[[ Dataset records open ]]

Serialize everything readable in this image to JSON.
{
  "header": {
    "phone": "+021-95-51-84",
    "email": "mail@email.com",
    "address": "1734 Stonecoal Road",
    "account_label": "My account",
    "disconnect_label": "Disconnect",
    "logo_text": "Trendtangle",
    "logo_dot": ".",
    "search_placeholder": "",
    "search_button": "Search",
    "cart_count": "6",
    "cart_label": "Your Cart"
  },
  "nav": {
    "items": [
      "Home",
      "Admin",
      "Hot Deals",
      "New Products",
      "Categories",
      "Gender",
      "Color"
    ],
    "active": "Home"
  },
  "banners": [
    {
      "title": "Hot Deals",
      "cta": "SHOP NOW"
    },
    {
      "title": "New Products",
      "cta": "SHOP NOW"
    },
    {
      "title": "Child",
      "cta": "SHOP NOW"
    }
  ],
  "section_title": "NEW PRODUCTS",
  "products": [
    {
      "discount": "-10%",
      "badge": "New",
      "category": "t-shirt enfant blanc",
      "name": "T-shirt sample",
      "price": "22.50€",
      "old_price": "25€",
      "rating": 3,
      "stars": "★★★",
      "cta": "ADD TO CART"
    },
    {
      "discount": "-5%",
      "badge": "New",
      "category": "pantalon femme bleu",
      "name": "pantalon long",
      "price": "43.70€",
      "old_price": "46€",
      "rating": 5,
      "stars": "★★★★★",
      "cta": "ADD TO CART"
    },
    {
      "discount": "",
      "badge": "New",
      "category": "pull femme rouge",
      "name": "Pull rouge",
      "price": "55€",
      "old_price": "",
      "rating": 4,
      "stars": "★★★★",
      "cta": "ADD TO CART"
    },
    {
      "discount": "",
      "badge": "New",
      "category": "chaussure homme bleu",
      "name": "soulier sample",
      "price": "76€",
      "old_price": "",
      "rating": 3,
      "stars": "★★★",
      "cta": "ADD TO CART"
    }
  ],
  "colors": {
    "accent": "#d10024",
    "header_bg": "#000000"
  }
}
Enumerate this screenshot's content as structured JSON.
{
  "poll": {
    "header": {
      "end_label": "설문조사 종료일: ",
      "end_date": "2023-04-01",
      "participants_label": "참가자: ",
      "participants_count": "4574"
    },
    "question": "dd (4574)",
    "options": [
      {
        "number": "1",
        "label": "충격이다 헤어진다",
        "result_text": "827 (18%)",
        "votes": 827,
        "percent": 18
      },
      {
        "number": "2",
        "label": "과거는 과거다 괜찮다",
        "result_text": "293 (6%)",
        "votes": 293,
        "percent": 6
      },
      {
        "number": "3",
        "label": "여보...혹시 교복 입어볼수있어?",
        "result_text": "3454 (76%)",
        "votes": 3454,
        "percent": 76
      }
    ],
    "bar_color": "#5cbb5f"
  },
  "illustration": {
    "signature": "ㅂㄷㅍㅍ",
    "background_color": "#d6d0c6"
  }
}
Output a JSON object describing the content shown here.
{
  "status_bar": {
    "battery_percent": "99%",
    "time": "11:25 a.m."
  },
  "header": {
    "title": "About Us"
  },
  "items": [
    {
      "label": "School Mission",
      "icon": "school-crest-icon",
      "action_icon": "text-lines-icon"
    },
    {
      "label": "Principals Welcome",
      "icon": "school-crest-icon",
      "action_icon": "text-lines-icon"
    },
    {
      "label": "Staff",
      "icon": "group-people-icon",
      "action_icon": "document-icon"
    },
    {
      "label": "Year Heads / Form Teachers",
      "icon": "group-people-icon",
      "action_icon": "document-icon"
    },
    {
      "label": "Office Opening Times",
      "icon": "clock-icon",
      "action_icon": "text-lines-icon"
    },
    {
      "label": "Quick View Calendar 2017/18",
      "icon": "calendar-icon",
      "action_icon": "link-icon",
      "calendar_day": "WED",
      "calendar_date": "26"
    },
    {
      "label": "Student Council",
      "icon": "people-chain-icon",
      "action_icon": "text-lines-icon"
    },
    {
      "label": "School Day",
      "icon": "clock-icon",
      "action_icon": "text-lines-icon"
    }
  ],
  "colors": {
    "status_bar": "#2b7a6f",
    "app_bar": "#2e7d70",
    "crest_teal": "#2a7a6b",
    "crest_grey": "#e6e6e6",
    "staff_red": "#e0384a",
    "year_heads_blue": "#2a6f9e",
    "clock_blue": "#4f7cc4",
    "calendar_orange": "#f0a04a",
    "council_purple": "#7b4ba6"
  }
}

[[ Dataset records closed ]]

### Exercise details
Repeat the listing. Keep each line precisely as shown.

### Solution below
Serialize everything readable in this image to JSON.
{
  "header": {
    "phone": "+021-95-51-84",
    "email": "mail@email.com",
    "address": "1734 Stonecoal Road",
    "account_label": "My account",
    "disconnect_label": "Disconnect",
    "logo_text": "Trendtangle",
    "logo_dot": ".",
    "search_placeholder": "",
    "search_button": "Search",
    "cart_count": "6",
    "cart_label": "Your Cart"
  },
  "nav": {
    "items": [
      "Home",
      "Admin",
      "Hot Deals",
      "New Products",
      "Categories",
      "Gender",
      "Color"
    ],
    "active": "Home"
  },
  "banners": [
    {
      "title": "Hot Deals",
      "cta": "SHOP NOW"
    },
    {
      "title": "New Products",
      "cta": "SHOP NOW"
    },
    {
      "title": "Child",
      "cta": "SHOP NOW"
    }
  ],
  "section_title": "NEW PRODUCTS",
  "products": [
    {
      "discount": "-10%",
      "badge": "New",
      "category": "t-shirt enfant blanc",
      "name": "T-shirt sample",
      "price": "22.50€",
      "old_price": "25€",
      "rating": 3,
      "stars": "★★★",
      "cta": "ADD TO CART"
    },
    {
      "discount": "-5%",
      "badge": "New",
      "category": "pantalon femme bleu",
      "name": "pantalon long",
      "price": "43.70€",
      "old_price": "46€",
      "rating": 5,
      "stars": "★★★★★",
      "cta": "ADD TO CART"
    },
    {
      "discount": "",
      "badge": "New",
      "category": "pull femme rouge",
      "name": "Pull rouge",
      "price": "55€",
      "old_price": "",
      "rating": 4,
      "stars": "★★★★",
      "cta": "ADD TO CART"
    },
    {
      "discount": "",
      "badge": "New",
      "category": "chaussure homme bleu",
      "name": "soulier sample",
      "price": "76€",
      "old_price": "",
      "rating": 3,
      "stars": "★★★",
      "cta": "ADD TO CART"
    }
  ],
  "colors": {
    "accent": "#d10024",
    "header_bg": "#000000"
  }
}
Enumerate this screenshot's content as structured JSON.
{
  "poll": {
    "header": {
      "end_label": "설문조사 종료일: ",
      "end_date": "2023-04-01",
      "participants_label": "참가자: ",
      "participants_count": "4574"
    },
    "question": "dd (4574)",
    "options": [
      {
        "number": "1",
        "label": "충격이다 헤어진다",
        "result_text": "827 (18%)",
        "votes": 827,
        "percent": 18
      },
      {
        "number": "2",
        "label": "과거는 과거다 괜찮다",
        "result_text": "293 (6%)",
        "votes": 293,
        "percent": 6
      },
      {
        "number": "3",
        "label": "여보...혹시 교복 입어볼수있어?",
        "result_text": "3454 (76%)",
        "votes": 3454,
        "percent": 76
      }
    ],
    "bar_color": "#5cbb5f"
  },
  "illustration": {
    "signature": "ㅂㄷㅍㅍ",
    "background_color": "#d6d0c6"
  }
}
Output a JSON object describing the content shown here.
{
  "status_bar": {
    "battery_percent": "99%",
    "time": "11:25 a.m."
  },
  "header": {
    "title": "About Us"
  },
  "items": [
    {
      "label": "School Mission",
      "icon": "school-crest-icon",
      "action_icon": "text-lines-icon"
    },
    {
      "label": "Principals Welcome",
      "icon": "school-crest-icon",
      "action_icon": "text-lines-icon"
    },
    {
      "label": "Staff",
      "icon": "group-people-icon",
      "action_icon": "document-icon"
    },
    {
      "label": "Year Heads / Form Teachers",
      "icon": "group-people-icon",
      "action_icon": "document-icon"
    },
    {
      "label": "Office Opening Times",
      "icon": "clock-icon",
      "action_icon": "text-lines-icon"
    },
    {
      "label": "Quick View Calendar 2017/18",
      "icon": "calendar-icon",
      "action_icon": "link-icon",
      "calendar_day": "WED",
      "calendar_date": "26"
    },
    {
      "label": "Student Council",
      "icon": "people-chain-icon",
      "action_icon": "text-lines-icon"
    },
    {
      "label": "School Day",
      "icon": "clock-icon",
      "action_icon": "text-lines-icon"
    }
  ],
  "colors": {
    "status_bar": "#2b7a6f",
    "app_bar": "#2e7d70",
    "crest_teal": "#2a7a6b",
    "crest_grey": "#e6e6e6",
    "staff_red": "#e0384a",
    "year_heads_blue": "#2a6f9e",
    "clock_blue": "#4f7cc4",
    "calendar_orange": "#f0a04a",
    "council_purple": "#7b4ba6"
  }
}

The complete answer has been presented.